The chairman of the House of Representatives Committee on Health, Amos Magaji, disclosed this, adding that the House is looking into the process that will ensure the upgrading of the facilities at FMC, Owo to a teaching hospital.
He spoke during an oversight function of the committee to the hospital, adding that FMC will serve as a clinical training site for medical students.
He, however, said this cannot be done by pronouncement, but through a constitutional means.
Magagi while meeting with the management and staff of the hospital led by the Chief Medical Director, Liasu Adeagbo, said converting the centre into a Teaching Hospital will help to attend to the health needs of the people.
Magaji said, “Federal medical centre will not be able to address the health need of the country, there must be an active collaboration with state governments, donor agencies and spirited individuals to ensure that Nigerians are healthy.
“We will look at how Federal Medical Center Owo can be upgraded into a teaching hospital and see everything that has to be done through a process which cannot be done in one day. We will look at the law and we will also look at the policies.”

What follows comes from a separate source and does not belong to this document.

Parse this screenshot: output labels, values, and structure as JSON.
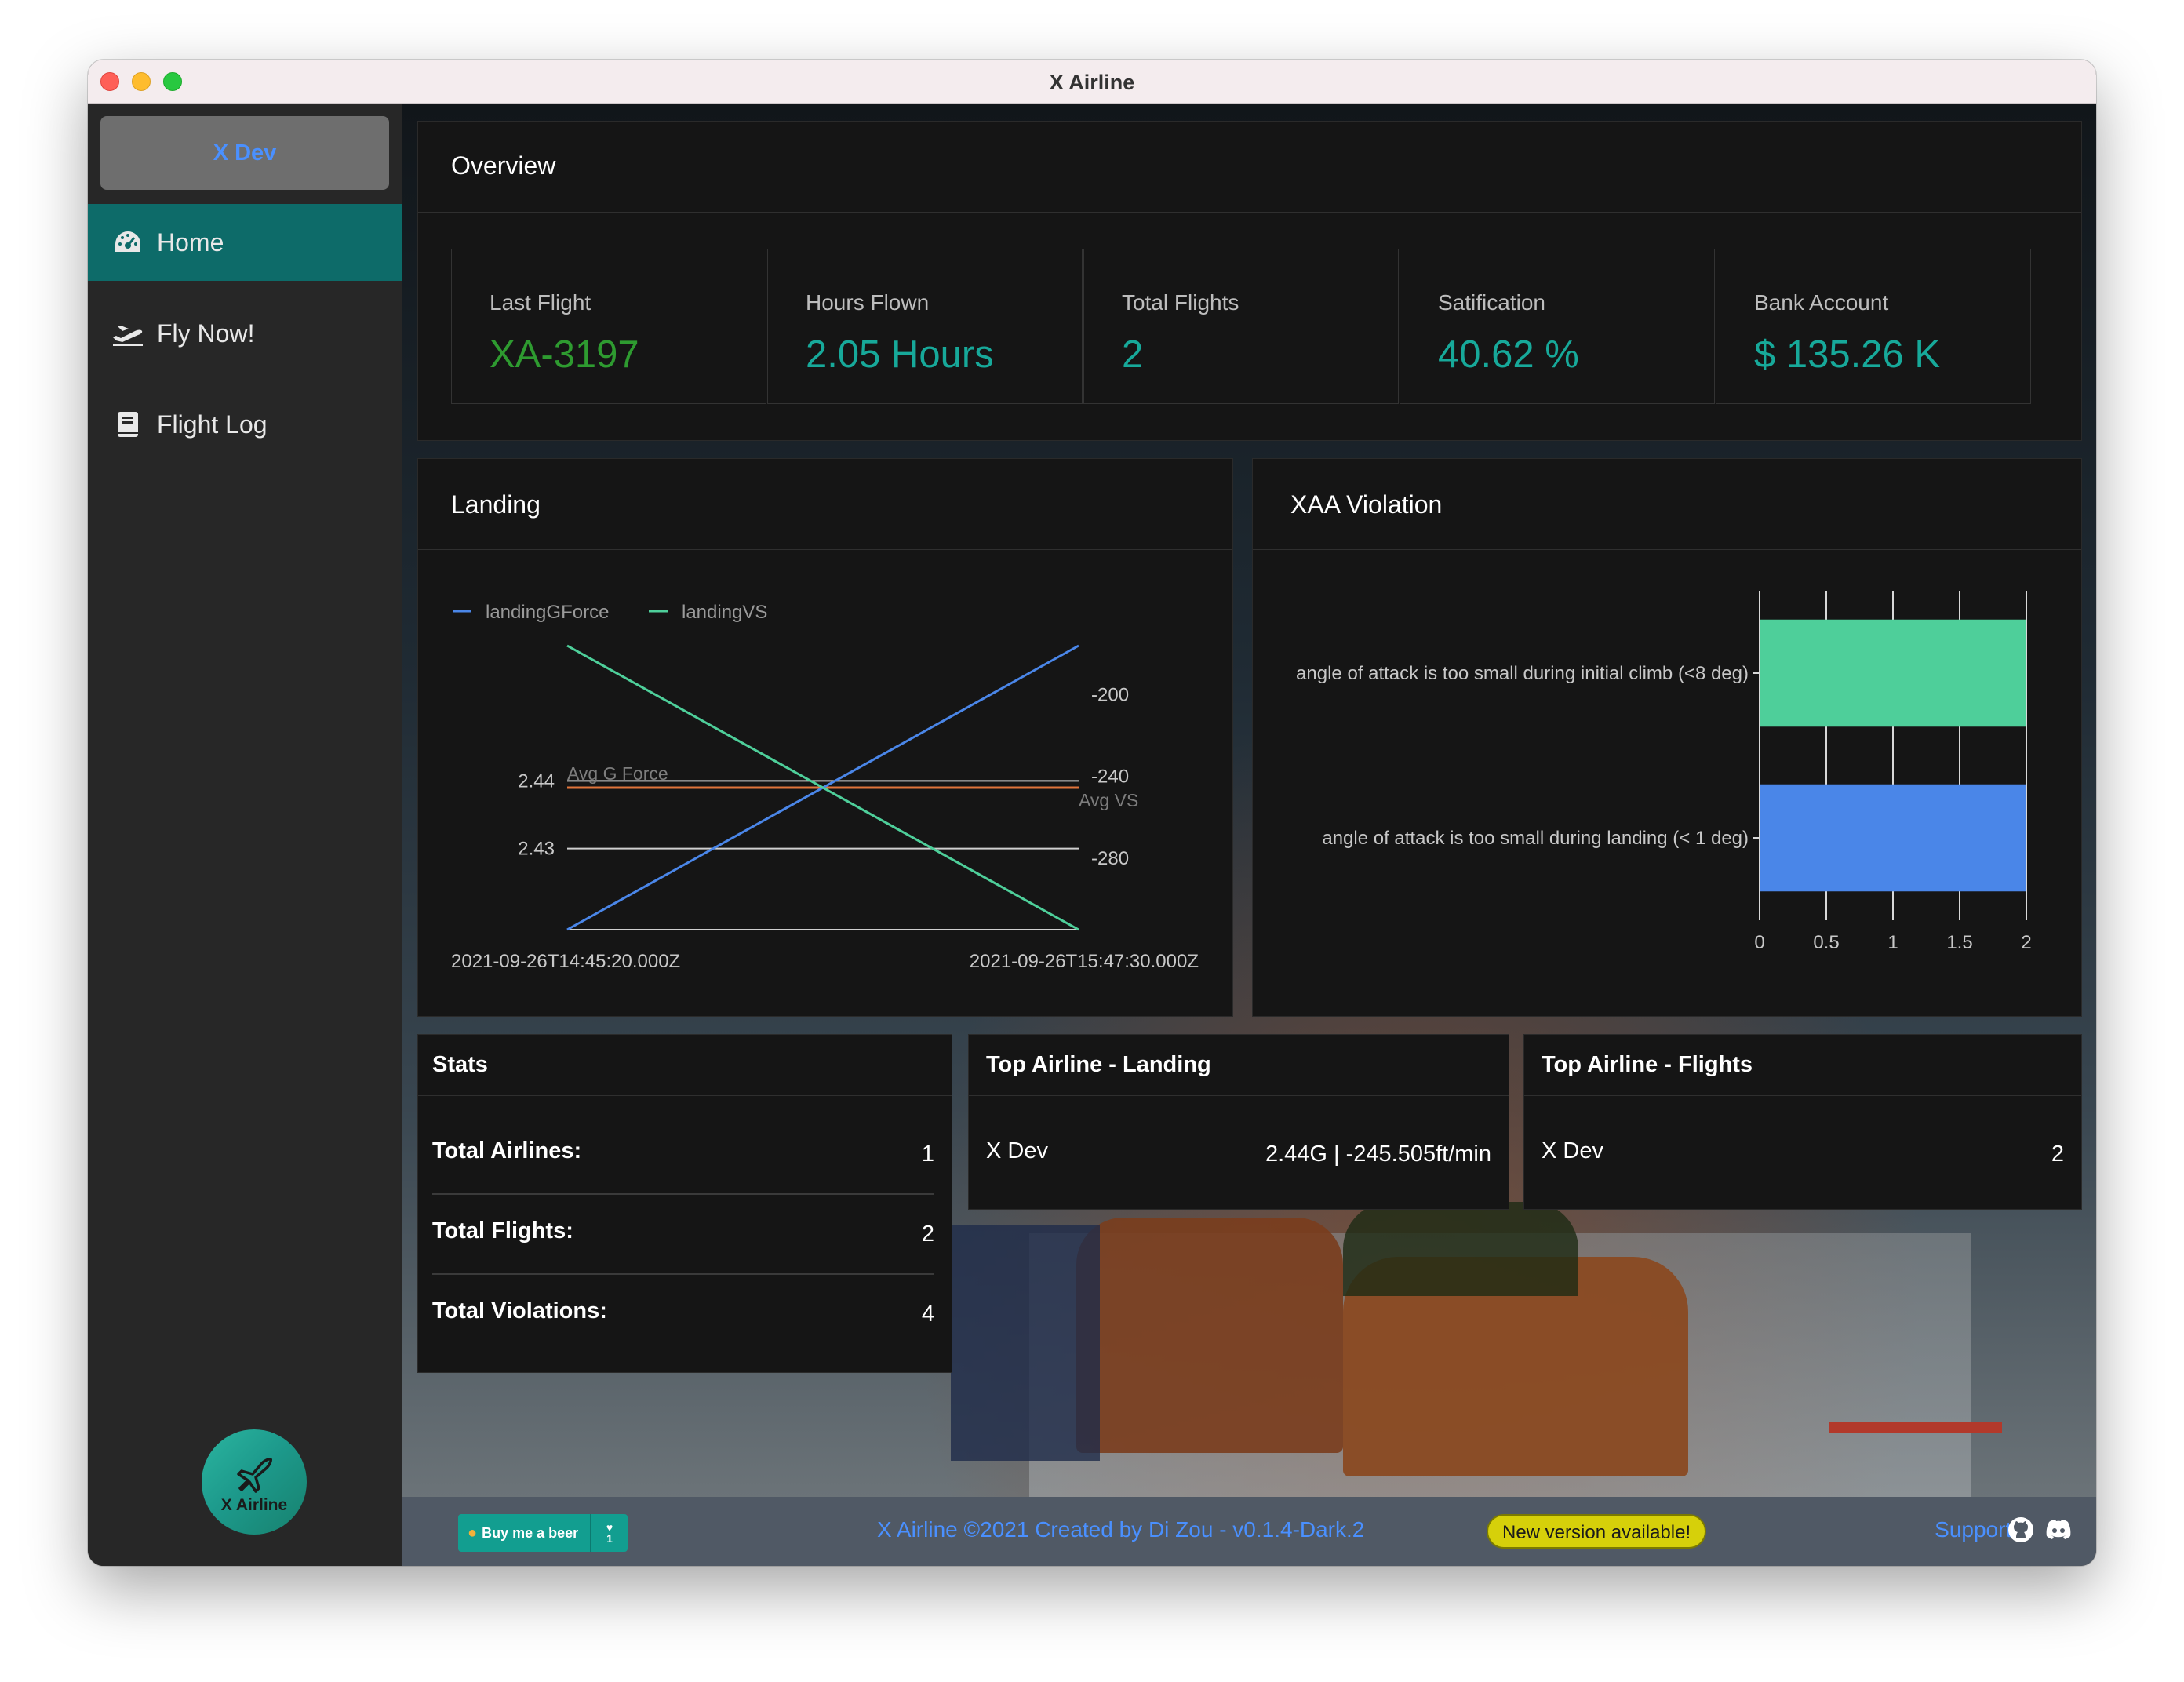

The team however, inspected some facilities in the hospital including the New Accident & Emergency, Research centre, Isolation ward, Molecular Laboratory, Radiology Department, General Outpatient building under construction and Guest House under construction among others
Magaji commended the management of FMC Owo for their diligence in keeping the hospital clean and making good use of the little resources they have to provide qualitative health services to the people.

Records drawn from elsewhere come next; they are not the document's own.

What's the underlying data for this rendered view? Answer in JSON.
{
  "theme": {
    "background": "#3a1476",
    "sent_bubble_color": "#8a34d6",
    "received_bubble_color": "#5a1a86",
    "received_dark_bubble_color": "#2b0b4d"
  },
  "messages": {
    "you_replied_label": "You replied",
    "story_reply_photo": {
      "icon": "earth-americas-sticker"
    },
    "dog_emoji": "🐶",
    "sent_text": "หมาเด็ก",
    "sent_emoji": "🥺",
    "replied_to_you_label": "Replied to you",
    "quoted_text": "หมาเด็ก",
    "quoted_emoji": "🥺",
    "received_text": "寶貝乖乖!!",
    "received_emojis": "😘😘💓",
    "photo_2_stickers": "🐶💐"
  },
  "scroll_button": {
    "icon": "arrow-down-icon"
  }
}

He promised to take as a matter of urgency, the issues of employment and replacement of workers in the health sector.
“We are going to sit down when we get to Abuja and see how we are going to tackle all these issues that were tabled by the relevant agencies of government and find a way of dealing with human resources for health.
“There is no sector of the economy that this japa syndrome hit like the health sector”
Kazeem Badmus is a graduate of Mass Communication with years of experience. A professional in journalism and media writing, Kazeem prioritses accuracy and factual reportage of issues. He is also a dexterous finder of the truth with conscious delivery of unbiased and development oriented stories.